The American Society of Addiction Medicine defines addiction as follows:
Addiction is a primary, chronic disease of brain reward, motivation, memory and related circuitry.
It affects neurotransmission and interactions within reward structures of the brain. Addiction also affects neurotransmission and interactions between cortical and hippocampal circuits in reference to brain reward structures. The memory of previous exposures to rewards such as food, sex, drugs, leads to a biological and behavioral response to external cues.
According to the National Institute of Drug Abuse, all mind altering, illicit or prescription drugs directly or indirectly increase the dopamine levels in the brain. This can alter the normal communication between the neurons and results in the brain sending false information regarding the need for dopamine. Thus, the addiction is created and the triggers of cravings and self destructive behavior patterns begin.
Brain scans of individuals reveal how addiction affects and changes the parts of the brain that are responsible for decision making, learning and memory and behavioral control. (1) As one may guess, the clinical research is much more in depth and somewhat confusing regarding the actual structures, reactions and chemical processes that occur when substances are introduced. For the individual suffering from addiction, the critical point is this is a brain disease or disorder and must be treated like any other chronic illness.
Historically, addiction was thought to be an issue of lack of will power or moral fortitude. This has led to many decades of addicted persons being vilified and shamed over their inability to control their disease by determination alone. The lack of understanding of the etiology of the disease led to loss of support systems, which we now know is critical to successful treatment and relapse prevention. This has also contributed to the criminalization of addiction and lack of funding in regards to a public health issue.
Even in our current society where attitudes regarding various social issues are certainly changing, many persons are reluctant to admit to having an addiction for fear of reprisals on the workplace, changed relationships with peers, and loss of family. Addicts often experience guilt and remorse over their actions and feel their lives have become hopeless.
Experts and researchers are unsure of the ultimate causes of addiction and scientists estimate that approximately forty to sixty percent of addicted individuals may have a genetic component that predisposed them to develop the disease. This is an area that is undergoing extensive study by both public and private entities. The studies are focusing on physiological reactions in the brain and tend to support both genetic and developmental causes.(2)

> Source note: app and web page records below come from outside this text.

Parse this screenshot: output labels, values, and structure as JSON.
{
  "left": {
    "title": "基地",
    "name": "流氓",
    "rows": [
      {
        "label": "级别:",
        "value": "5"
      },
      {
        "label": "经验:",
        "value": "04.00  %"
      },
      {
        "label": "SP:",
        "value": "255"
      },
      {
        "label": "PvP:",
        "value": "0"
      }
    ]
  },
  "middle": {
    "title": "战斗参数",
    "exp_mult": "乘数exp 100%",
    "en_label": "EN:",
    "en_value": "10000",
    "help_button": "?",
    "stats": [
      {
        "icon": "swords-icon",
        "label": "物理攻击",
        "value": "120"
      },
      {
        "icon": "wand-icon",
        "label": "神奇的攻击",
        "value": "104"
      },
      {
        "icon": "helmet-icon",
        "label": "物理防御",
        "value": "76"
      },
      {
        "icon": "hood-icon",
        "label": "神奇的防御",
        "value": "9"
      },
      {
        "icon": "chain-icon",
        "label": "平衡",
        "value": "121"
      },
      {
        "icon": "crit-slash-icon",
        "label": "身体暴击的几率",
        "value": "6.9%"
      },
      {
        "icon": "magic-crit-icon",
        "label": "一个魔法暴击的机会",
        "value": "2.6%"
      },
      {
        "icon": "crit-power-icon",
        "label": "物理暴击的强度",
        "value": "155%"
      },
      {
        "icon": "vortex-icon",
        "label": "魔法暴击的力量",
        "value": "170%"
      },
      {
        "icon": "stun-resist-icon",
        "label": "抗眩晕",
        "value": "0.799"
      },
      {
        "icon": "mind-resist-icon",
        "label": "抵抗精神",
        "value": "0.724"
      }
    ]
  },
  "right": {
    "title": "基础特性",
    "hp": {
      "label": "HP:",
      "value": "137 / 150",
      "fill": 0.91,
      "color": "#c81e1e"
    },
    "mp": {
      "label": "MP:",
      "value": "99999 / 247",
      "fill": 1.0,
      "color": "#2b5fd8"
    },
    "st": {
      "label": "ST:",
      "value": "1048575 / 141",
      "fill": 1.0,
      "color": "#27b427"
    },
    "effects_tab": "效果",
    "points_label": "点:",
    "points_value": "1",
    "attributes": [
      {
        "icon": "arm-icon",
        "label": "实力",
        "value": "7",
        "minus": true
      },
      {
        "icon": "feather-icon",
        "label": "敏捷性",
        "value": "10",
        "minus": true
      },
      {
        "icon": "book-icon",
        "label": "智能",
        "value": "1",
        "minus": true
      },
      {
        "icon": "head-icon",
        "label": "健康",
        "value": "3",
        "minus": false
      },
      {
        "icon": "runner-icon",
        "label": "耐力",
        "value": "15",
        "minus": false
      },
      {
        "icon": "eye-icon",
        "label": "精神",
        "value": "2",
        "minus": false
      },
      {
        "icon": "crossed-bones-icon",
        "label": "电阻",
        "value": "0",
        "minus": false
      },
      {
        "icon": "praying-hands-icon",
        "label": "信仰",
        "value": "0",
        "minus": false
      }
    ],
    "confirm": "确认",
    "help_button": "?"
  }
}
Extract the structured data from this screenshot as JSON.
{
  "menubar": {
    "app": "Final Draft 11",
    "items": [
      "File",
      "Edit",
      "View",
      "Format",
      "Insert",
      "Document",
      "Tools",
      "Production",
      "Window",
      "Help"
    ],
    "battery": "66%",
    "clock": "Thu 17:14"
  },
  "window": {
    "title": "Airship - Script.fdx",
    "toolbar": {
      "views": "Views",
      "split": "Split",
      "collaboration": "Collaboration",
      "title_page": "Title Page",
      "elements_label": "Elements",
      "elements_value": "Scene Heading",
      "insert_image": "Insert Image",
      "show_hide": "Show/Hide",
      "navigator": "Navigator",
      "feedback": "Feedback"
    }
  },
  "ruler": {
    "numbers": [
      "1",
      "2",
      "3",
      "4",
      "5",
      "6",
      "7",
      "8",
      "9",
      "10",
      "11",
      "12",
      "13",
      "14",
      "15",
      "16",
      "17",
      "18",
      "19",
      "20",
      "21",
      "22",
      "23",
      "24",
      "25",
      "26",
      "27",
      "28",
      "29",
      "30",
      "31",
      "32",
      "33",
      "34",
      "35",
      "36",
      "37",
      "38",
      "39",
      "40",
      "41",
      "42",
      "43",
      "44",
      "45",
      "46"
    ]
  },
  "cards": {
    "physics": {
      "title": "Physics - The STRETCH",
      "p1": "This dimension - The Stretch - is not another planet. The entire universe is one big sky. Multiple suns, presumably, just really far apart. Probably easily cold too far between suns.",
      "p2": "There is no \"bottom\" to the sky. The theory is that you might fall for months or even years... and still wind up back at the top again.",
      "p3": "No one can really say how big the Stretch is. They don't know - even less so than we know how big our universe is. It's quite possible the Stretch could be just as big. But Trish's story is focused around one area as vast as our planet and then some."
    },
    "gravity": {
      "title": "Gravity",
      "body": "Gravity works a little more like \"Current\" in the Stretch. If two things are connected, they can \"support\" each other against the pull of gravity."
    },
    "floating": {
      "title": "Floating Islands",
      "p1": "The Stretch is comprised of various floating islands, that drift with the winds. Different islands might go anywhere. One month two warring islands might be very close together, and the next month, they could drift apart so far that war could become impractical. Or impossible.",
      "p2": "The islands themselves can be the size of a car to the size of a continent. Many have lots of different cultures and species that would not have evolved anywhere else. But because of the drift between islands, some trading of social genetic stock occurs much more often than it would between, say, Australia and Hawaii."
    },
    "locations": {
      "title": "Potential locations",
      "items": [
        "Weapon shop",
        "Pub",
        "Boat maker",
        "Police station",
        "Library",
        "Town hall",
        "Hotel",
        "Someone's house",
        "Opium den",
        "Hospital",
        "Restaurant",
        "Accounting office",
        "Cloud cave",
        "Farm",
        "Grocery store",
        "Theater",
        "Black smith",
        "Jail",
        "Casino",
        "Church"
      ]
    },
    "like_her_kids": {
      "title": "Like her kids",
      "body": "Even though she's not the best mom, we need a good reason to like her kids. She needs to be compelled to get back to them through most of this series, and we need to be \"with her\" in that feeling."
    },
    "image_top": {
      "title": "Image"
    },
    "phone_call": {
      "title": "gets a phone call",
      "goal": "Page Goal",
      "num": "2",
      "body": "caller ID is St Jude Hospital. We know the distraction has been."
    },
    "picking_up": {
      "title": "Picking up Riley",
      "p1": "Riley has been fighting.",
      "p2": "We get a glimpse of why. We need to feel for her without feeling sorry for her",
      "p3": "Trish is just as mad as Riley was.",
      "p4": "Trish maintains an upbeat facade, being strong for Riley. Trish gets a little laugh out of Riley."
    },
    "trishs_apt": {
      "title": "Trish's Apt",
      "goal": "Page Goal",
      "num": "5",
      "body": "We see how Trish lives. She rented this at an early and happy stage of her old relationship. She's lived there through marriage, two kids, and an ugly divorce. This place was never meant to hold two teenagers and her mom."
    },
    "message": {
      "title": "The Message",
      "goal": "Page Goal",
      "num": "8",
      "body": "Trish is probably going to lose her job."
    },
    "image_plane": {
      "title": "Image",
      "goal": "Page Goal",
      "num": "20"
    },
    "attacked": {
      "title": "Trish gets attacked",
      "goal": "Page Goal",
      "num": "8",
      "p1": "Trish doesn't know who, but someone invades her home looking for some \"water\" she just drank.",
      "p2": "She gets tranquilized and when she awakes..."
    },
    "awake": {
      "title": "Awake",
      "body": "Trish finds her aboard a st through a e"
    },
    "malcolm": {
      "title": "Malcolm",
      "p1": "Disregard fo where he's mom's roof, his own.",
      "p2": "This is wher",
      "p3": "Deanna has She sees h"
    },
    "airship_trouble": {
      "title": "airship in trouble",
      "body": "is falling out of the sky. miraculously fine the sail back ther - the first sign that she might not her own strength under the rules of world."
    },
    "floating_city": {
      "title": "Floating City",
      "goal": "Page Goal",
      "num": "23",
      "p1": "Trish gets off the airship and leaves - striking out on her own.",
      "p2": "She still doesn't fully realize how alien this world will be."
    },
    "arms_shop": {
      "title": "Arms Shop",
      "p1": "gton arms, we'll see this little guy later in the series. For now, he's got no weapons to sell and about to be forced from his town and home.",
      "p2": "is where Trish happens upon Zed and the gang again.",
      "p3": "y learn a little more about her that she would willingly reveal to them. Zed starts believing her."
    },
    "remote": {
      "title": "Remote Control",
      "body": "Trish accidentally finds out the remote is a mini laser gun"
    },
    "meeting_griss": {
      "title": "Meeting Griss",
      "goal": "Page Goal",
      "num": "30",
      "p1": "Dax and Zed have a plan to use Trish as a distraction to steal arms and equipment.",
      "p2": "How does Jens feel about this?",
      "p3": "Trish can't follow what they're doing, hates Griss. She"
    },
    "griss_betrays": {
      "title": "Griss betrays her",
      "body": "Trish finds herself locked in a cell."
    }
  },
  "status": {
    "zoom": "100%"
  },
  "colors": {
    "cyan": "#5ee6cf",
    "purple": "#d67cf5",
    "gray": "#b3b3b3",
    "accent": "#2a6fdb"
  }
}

Other factors may include, but are not limited to the following:
- Environmental factors such as family values and experiences
- Exposure to experimental drug use at an early age
- Severe Trauma or Abuse
- Long term use of medications for chronic pain
- Developmental Disorders and Mental Health Disorders
(National Institute on Drug Abuse, 2010)
It is an obvious conclusion that no one uses a drug or substance with the anticipated end result of becoming addicted. Many people experiment in a social setting; others use substances to enhance experiences such as sex, athletics and everyday life. It is also a well known fact that many persons suffering from mental health issues often self medicate with drugs. Once this occurs, it is often difficult to implement a cohesive treatment plan as many mental health medications can be addictive and serve as a trigger for the chemical dependency
In a 2009 survey conducted by the Substance Abuse and Mental Health Services Administration (SAMHSA) over 23.5 million persons over the age of 12 received treatment services for addiction.
That there are many more addicted individuals who did not seek treatment is not in question.
Many persons suffering from addiction are already at a disadvantage due to unemployment, homelessness and lack of a support system.
Subsequent to the economic recession in 2008, it is well known that many states and localities have experienced severe cuts in funding for health and behavioral services. This has led to a void in which only those with sufficient resources or private insurance can easily access addiction treatment. Local Community Services Boards, which offer services based on income, generally have extensive waiting lists which is counterproductive to the concept of addiction treatment.
As of 2010 roughly 2.3 million persons were incarcerated in the prison system. Of these 2.3 million, approximately 50%, or a staggering 1.65 million persons were convicted of previous or have a current addiction to drugs. As can be expected, there is generally minimal treatment available in the prison system other than a few drug education classes.(3)
What becomes painfully clear is addiction is a chronic, debilitating and dangerous brain disease. It has a causal relationship with the transmission of blood borne diseases such as HIV and Hepatitis C and severe injury or death from motor vehicle accidents. It also can lead to criminal activity and incarceration.
The most important thing to take from this article is to seek treatment from addiction as soon as possible. I once heard it said from a long term addict in recovery ” shame kills more addicts than the drugs themselves.”
- 1 Nora D. Volkow, M.D. Director of National Institute of Drug Abuse, 2010
- 2 Fowler JS, Volkow ND, Kassed CA, Chang L :Imaging the Addicted Brain; Sci. Pract. Perspect 4/16/07
- 3 Mary Carmichael, The Case for Treating Drug Addicts in Prison; Newsweek, 6/29/10